Restricted access

Robert E. Dustman, Rita Emmerson and Donald Shearer

Findings from three research paradigms that employed aerobic exercise as an independent variable were used to test the hypothesis that aerobic exercise improves cognitive-neuropsychological functioning. The research paradigms were animal intervention studies, cross-sectional human studies, and human intervention studies. Results from studies of animals, usually rodents, provide consistent evidence that aerobic fitness is associated with improved neurobiological and behavioral functioning. Cross-sectional studies with humans indicate a strong positive association between physical activity level and cognitive-neuropsychological performance. However, results from these studies must be interpreted cautiously, as individuals who elect to exercise or not exercise may differ on other variables that could influence cognitive-neuropsychological performance. To date, human intervention studies have not consistently demonstrated cognitive-neuropsychological improvements following exercise training. To satisfactorily test the exercise/cognition hypothesis with humans, carefully controlled intervention studies that last longer than those previously employed are needed.

Restricted access

Lucie Péloquin, Pierre Gauthier, Gina Bravo, Guy Lacombe and Jean-Sébastien Billiard

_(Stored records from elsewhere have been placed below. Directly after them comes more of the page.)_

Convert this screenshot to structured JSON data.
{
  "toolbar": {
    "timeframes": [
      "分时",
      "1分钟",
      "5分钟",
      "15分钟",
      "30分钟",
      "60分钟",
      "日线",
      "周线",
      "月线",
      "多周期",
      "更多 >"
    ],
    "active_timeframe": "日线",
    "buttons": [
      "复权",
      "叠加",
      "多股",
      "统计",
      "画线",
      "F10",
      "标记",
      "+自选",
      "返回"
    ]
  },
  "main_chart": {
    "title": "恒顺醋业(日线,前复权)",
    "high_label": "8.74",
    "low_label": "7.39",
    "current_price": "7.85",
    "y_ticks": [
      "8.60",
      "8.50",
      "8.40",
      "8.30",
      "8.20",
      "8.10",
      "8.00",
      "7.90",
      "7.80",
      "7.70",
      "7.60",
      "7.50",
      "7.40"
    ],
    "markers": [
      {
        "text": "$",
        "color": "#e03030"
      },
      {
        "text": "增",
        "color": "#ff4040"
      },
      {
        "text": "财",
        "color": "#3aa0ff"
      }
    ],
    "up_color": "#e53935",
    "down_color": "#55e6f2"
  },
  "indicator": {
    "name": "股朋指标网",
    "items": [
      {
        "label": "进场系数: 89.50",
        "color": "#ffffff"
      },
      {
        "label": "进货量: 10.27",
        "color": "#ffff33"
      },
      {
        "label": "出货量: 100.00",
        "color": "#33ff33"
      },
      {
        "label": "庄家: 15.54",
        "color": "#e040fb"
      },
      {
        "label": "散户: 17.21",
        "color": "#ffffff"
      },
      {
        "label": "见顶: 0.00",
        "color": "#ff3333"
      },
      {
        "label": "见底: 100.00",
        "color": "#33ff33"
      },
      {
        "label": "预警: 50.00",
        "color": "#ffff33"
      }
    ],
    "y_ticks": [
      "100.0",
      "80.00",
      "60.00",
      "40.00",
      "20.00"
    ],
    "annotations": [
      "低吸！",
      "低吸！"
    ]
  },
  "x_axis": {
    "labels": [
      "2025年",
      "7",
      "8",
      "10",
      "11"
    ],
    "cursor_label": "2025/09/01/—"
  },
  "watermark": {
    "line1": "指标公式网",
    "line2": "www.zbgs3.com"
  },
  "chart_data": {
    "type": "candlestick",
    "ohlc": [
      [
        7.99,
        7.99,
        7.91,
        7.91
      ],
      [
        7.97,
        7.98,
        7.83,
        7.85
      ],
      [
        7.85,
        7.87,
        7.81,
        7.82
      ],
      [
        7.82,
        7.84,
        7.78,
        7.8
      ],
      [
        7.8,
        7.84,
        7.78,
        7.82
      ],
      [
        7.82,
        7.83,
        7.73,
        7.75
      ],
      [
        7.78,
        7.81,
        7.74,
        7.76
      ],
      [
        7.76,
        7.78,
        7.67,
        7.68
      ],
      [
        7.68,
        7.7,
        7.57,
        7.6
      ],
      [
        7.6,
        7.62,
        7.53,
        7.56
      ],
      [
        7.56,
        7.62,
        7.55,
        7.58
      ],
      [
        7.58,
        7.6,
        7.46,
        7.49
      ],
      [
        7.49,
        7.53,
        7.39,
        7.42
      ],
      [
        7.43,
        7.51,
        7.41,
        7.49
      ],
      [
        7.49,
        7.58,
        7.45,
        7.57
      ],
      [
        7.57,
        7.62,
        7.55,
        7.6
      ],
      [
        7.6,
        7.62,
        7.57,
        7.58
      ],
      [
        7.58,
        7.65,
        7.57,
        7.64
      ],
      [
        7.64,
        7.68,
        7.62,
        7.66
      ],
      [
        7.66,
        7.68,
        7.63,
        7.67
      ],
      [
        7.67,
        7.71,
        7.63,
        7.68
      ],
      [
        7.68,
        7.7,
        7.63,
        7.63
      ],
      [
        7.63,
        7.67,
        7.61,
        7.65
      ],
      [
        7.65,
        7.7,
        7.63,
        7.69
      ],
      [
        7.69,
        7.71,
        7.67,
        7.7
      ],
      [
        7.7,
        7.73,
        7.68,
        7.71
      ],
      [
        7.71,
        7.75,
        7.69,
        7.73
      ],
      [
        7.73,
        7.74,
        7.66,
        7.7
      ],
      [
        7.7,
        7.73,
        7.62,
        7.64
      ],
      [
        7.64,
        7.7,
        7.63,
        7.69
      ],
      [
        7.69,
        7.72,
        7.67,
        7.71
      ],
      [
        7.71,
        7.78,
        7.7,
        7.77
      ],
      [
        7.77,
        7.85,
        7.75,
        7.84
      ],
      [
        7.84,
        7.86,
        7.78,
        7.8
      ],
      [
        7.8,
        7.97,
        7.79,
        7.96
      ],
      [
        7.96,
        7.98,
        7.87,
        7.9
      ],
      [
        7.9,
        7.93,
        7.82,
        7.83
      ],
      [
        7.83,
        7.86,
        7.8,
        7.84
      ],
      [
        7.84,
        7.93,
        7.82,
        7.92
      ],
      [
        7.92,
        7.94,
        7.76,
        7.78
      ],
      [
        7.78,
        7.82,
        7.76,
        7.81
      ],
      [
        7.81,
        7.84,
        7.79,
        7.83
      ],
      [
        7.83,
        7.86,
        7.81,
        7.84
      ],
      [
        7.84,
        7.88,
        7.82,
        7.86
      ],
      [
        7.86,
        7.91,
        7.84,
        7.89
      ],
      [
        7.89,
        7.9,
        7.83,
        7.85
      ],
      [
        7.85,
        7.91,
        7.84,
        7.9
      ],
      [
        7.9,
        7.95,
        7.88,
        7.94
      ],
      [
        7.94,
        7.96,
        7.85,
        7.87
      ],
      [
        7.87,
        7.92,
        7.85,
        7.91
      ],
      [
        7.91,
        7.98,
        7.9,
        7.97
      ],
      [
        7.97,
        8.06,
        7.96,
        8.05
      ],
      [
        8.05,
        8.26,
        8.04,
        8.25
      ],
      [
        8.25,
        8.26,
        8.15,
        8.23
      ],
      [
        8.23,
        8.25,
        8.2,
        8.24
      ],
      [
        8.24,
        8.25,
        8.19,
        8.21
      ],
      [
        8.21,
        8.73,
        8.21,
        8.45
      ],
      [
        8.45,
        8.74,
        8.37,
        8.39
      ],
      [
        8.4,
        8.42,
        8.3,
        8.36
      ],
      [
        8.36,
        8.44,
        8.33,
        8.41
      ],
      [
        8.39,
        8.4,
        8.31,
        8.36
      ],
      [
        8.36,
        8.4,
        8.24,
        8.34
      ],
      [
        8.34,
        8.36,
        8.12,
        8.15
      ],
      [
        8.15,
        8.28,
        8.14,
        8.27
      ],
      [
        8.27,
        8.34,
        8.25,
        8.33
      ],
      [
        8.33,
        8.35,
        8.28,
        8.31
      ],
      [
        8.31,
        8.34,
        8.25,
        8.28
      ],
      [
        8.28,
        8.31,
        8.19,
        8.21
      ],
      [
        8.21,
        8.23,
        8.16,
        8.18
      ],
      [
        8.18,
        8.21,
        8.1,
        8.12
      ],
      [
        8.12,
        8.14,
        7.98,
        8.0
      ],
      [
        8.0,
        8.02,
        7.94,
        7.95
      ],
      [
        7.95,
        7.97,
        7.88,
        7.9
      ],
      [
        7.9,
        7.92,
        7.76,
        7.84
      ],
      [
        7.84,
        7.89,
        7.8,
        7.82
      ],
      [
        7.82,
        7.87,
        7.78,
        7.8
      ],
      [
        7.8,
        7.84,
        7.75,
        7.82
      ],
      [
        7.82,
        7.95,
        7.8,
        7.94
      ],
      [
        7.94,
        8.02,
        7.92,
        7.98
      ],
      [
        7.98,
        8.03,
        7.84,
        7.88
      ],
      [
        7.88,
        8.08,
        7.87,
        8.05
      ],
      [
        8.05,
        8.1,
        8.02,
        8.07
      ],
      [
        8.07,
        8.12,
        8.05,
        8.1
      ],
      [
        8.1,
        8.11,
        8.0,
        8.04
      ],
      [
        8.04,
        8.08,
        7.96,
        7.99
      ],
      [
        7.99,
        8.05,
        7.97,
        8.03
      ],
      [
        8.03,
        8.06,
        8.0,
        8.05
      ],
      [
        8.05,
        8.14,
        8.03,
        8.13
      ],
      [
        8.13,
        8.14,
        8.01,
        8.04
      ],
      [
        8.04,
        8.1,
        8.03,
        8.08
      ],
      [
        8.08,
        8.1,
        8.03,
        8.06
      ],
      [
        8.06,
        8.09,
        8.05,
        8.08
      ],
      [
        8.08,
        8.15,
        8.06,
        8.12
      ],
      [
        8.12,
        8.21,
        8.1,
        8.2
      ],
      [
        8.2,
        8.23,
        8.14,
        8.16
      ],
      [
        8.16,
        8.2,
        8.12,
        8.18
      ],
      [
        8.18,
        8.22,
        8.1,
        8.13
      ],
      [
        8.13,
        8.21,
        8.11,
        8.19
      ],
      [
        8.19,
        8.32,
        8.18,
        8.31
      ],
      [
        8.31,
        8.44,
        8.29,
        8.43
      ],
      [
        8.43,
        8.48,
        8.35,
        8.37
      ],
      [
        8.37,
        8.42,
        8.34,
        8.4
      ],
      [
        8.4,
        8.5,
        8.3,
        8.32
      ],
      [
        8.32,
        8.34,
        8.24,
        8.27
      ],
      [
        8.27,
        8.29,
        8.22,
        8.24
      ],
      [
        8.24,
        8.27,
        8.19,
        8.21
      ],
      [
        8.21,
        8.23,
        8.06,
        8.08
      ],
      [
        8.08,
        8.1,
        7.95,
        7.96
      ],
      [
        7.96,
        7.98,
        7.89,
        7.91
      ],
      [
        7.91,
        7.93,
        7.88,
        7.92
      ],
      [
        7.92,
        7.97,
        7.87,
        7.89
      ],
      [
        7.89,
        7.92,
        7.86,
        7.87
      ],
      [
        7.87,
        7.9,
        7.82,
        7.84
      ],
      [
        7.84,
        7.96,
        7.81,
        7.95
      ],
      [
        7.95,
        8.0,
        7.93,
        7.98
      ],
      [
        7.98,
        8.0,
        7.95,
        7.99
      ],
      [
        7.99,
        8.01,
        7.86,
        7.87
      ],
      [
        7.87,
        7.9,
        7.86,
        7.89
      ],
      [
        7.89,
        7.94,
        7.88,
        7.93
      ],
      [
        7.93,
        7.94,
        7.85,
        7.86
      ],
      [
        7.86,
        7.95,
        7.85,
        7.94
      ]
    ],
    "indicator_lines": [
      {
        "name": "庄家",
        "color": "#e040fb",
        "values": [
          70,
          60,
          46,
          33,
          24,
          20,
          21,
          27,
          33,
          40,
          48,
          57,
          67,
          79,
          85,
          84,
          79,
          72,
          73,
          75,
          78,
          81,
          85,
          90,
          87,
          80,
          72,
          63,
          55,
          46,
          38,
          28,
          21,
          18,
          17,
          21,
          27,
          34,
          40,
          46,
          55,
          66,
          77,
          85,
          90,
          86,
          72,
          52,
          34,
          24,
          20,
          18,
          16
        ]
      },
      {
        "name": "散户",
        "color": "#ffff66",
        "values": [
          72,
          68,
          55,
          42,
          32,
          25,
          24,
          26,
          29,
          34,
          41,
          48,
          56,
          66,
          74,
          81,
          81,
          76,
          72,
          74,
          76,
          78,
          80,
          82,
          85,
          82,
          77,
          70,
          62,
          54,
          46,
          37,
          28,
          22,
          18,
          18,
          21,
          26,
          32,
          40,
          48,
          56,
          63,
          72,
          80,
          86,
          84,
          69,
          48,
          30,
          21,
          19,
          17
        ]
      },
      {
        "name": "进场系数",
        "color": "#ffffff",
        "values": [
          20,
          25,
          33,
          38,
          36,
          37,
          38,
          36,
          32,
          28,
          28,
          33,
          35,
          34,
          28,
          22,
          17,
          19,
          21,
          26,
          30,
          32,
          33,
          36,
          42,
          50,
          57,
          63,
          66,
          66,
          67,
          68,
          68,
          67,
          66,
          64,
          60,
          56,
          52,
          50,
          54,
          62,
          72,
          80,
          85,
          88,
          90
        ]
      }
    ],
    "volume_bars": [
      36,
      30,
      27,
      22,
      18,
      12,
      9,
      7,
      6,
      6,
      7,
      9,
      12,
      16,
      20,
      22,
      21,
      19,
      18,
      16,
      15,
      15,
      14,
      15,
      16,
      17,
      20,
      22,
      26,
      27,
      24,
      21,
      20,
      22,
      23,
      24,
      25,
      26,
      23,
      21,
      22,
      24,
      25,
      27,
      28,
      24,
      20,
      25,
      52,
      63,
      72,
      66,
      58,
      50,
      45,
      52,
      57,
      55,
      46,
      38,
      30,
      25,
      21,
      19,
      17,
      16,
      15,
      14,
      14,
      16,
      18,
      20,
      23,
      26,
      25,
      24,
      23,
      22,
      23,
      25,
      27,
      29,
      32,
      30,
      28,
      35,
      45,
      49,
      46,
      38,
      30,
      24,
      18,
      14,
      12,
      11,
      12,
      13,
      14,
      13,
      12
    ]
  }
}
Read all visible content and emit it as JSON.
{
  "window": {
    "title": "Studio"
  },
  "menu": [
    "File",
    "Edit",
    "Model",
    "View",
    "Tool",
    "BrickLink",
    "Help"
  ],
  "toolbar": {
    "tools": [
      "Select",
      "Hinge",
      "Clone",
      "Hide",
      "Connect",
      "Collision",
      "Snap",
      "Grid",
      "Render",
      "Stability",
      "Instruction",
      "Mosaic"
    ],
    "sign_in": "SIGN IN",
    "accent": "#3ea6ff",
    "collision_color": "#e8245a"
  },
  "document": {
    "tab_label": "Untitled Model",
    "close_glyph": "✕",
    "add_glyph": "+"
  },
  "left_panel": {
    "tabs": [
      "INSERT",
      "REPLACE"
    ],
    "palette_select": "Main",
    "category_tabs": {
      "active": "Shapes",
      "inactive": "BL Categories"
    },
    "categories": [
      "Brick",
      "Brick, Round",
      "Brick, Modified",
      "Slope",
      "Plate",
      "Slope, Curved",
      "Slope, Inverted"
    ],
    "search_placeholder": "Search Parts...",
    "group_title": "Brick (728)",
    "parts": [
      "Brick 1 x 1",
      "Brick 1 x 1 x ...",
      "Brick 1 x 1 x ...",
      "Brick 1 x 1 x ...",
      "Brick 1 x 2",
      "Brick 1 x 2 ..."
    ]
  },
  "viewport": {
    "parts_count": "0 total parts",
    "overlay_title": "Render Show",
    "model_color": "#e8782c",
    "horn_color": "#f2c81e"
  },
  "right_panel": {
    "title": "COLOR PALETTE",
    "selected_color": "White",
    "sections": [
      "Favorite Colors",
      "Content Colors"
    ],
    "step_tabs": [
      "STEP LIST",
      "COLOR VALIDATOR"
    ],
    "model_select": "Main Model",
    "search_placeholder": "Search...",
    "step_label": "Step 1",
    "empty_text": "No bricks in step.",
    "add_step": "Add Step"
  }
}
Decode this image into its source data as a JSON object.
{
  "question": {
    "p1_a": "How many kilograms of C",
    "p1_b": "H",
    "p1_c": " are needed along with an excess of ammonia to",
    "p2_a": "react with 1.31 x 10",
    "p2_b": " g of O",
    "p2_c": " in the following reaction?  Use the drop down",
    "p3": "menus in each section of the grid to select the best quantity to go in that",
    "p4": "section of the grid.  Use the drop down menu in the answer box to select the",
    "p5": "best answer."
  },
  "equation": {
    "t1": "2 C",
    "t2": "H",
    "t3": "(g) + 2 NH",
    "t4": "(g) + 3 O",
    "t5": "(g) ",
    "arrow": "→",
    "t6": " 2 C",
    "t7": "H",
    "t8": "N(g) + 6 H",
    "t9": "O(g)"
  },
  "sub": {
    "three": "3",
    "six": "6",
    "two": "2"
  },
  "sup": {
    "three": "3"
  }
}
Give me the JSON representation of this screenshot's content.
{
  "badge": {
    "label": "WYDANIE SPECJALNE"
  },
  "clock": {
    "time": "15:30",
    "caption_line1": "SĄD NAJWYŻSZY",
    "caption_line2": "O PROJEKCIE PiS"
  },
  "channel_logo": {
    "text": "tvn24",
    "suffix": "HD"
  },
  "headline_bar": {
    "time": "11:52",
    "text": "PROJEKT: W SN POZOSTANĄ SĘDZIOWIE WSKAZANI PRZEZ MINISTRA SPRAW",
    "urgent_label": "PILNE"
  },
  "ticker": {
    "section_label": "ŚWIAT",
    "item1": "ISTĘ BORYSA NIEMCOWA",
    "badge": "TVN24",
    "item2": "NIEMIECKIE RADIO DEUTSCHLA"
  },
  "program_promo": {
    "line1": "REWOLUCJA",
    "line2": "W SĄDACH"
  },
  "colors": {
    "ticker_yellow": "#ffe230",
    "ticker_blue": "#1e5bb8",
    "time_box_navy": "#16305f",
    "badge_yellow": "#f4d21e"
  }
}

The purposes of the present study were (a) to evaluate the test-retest reliability of the Price et al. (1988) 5-min walking field test, (b) to assess the validity of the test as an estimate of aerobic fitness, and (c) to derive a predictive model for estimating V˙O2 peak. The subjects were men and women age ≥50 with knee osteoarthritis. A high intraclass correlation coefficient was obtained in the reliability study, which included 60 subjects who did the 5-min walk twice within a maximum of 11 days. For the validity study, distances walked at the first walking trial were compared with V˙O2 peak values measured by a maximal treadmill test. The best predictive model included the following predictor variables: distance walked in 5 min, age, sex, and weight. Results indicate that the 5-minutc walking field test is a reliable and valid method for estimating V˙O2 peak in this population.